Apply fertilizer regularly during the first few years. The trees are heavy feeders during the early growth phase. Give the tree a liquid fertilizer when you transplant or when the seeds sprout. Maintain a monthly feeding schedule for the first 2 years. Once the roots are well established you can give fertilizer once every 6 months. Beyond 4 or 5 years, no fertilizer is needed.
Mulch your buckeye tree in the summer and winter. It is best to use organic material such as dried grass or sawdust. This will add to the nutritive content of the soil as it decomposes. Mulch will help maintain the soil temperature within an ideal range. It will also prevent frost heave during the winter. Place 3 inches onto the soil but leave adequate space around the tree stems. This will enable proper breathing without hindrances. Remove the mulch once the ground has thawed in the spring.
Prolonged exposure to direct sunlight will scorch your buckeye leaves. Provide some shade or screen from the afternoon light, especially during the summer.
Buckeyes are generally slow-growing trees. If you trim them while young, you are unlikely to trim again soon because of the slow growth rate. It is best to trim in late spring. Trim the trees while still young to encourage a better shape. Use loppers to cut off thinner branches while thicker branches will require a pruning saw. Branches that are extremely large will require a chain saw. Cut off branches that cross into others or those that appear awkward. Do not clip off the branch tips but cut where the branch sprouts from the trunk. Be careful not to cut into the trunk or tear at the bark. Should you spot branches or plant parts that are diseased, broken or damaged, cut them off too. This will help check spread of disease. It will also pave the way for newer, healthier growth to appear.
But why "buckeye"? This tree actually gets its name from the whitish scar found on each brown seed. It is said to give the seed the appearance of a deer's eye.
Hippocastanaceae (horse chestnuts)
Red buckeye is a shrub or (less often) a small tree with a rather dense crown and short branches.
Leaves are opposite, palm-shaped compound with 5 leaflets leaflets 3–6 inches long, lance-shaped or inverted egg-shaped, coarsely toothed upper surface shiny, dark green, smooth with a few hairs on the veins lower surface paler, ranging from smooth to having matted hairs.
Bark is smooth on young branches on old trunks roughened into short plates that flake off in small, thin scales.
Twigs are green, gray or brown, drooping with upcurved ends.
Flowers April–June, clustered along an axis 4–8 inches long flowers red, ¾–1½ inches long, tube-shaped with 2 upright and 2 lateral petal lobes unequal in length stamens mostly shorter than the upper petal lobes.
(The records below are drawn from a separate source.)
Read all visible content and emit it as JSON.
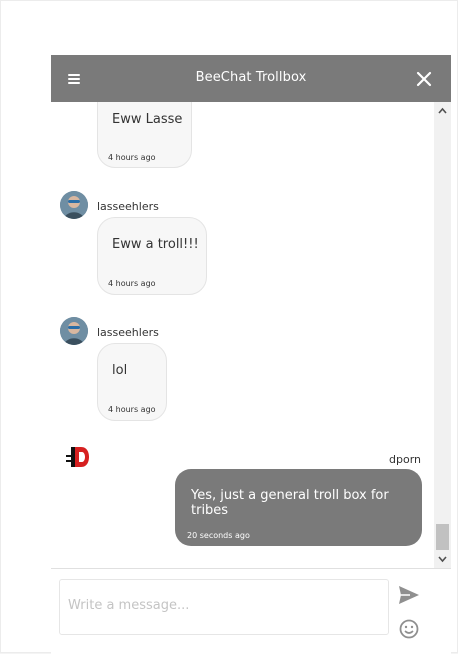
{
  "header": {
    "title": "BeeChat Trollbox"
  },
  "messages": [
    {
      "user": "",
      "text": "Eww Lasse",
      "time": "4 hours ago",
      "direction": "incoming"
    },
    {
      "user": "lasseehlers",
      "text": "Eww a troll!!!",
      "time": "4 hours ago",
      "direction": "incoming"
    },
    {
      "user": "lasseehlers",
      "text": "lol",
      "time": "4 hours ago",
      "direction": "incoming"
    },
    {
      "user": "dporn",
      "text": "Yes, just a general troll box for tribes",
      "time": "20 seconds ago",
      "direction": "outgoing"
    }
  ],
  "composer": {
    "placeholder": "Write a message..."
  },
  "icons": {
    "menu": "hamburger-menu-icon",
    "close": "close-icon",
    "send": "send-icon",
    "emoji": "emoji-icon"
  },
  "colors": {
    "header": "#7a7a7a",
    "outgoing_bubble": "#7a7a7a",
    "incoming_bubble": "#f7f7f7"
  }
}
Fruits September–November, 1–2 inches wide, leathery, somewhat globe- or egg-shaped, light brown, smooth, finely pitted, splitting into 3 parts seeds 1–3, rounded or flattened by pressure against each other, shiny, light to dark brown.
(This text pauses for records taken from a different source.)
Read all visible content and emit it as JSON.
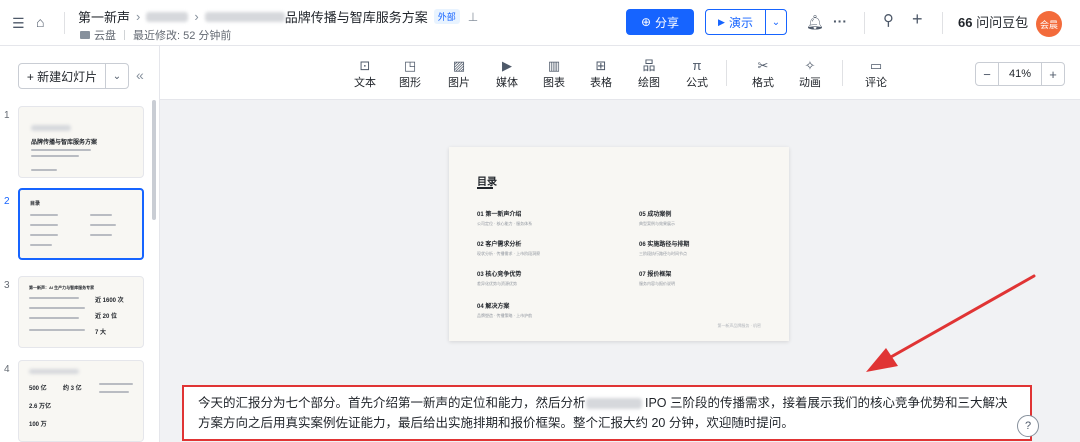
{
  "header": {
    "app_name": "第一新声",
    "title_suffix": "品牌传播与智库服务方案",
    "external_tag": "外部",
    "location": "云盘",
    "last_modified": "最近修改: 52 分钟前",
    "share_label": "分享",
    "present_label": "演示",
    "ai_label": "问问豆包",
    "avatar_text": "会晨"
  },
  "left_panel": {
    "new_slide_label": "+ 新建幻灯片",
    "thumbnails": [
      {
        "number": "1",
        "title": "品牌传播与智库服务方案"
      },
      {
        "number": "2",
        "title": "目录"
      },
      {
        "number": "3",
        "title": "第一新声：AI 生产力与智库服务专家",
        "stat1": "近 1600 次",
        "stat2": "近 20 位",
        "stat3": "7 大"
      },
      {
        "number": "4",
        "stat1": "500 亿",
        "stat2": "约 3 亿",
        "stat3": "2.6 万亿",
        "stat4": "100 万"
      }
    ]
  },
  "toolbar": {
    "items": [
      {
        "label": "文本",
        "icon": "text-icon"
      },
      {
        "label": "图形",
        "icon": "shape-icon"
      },
      {
        "label": "图片",
        "icon": "image-icon"
      },
      {
        "label": "媒体",
        "icon": "media-icon"
      },
      {
        "label": "图表",
        "icon": "chart-icon"
      },
      {
        "label": "表格",
        "icon": "table-icon"
      },
      {
        "label": "绘图",
        "icon": "diagram-icon"
      },
      {
        "label": "公式",
        "icon": "formula-icon"
      },
      {
        "label": "格式",
        "icon": "format-icon"
      },
      {
        "label": "动画",
        "icon": "animation-icon"
      },
      {
        "label": "评论",
        "icon": "comment-icon"
      }
    ],
    "zoom": "41%"
  },
  "slide": {
    "title": "目录",
    "items": [
      {
        "heading": "01 第一新声介绍",
        "sub": "公司定位 · 核心能力 · 服务体系"
      },
      {
        "heading": "02 客户需求分析",
        "sub": "现状分析 · 传播需求 · 上市阶段洞察"
      },
      {
        "heading": "03 核心竞争优势",
        "sub": "差异化优势与资源优势"
      },
      {
        "heading": "04 解决方案",
        "sub": "品牌塑造 · 传播策略 · 上市护航"
      },
      {
        "heading": "05 成功案例",
        "sub": "典型案例与效果展示"
      },
      {
        "heading": "06 实施路径与排期",
        "sub": "三阶段执行路径与时间节点"
      },
      {
        "heading": "07 报价框架",
        "sub": "服务内容与报价说明"
      }
    ],
    "footer": "第一新声品牌服务 · 机密"
  },
  "notes": {
    "part1": "今天的汇报分为七个部分。首先介绍第一新声的定位和能力，然后分析",
    "part2": " IPO 三阶段的传播需求，接着展示我们的核心竞争优势和三大解决方案方向之后用真实案例佐证能力，最后给出实施排期和报价框架。整个汇报大约 20 分钟，欢迎随时提问。"
  },
  "colors": {
    "accent": "#1664ff",
    "annotation": "#e03434",
    "avatar": "#f36b3b"
  }
}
Similar species: Red buckeye and Ohio buckeye are both found in Missouri. You can distinguish red buckeye by its having usually 5 leaflets (not 7), its red (not greenish-yellow) flowers, and the absence of any spines on its fruit hulls. Although both buckeyes are cultivated statewide, red buckeye grows in the wild only in our southeastern counties.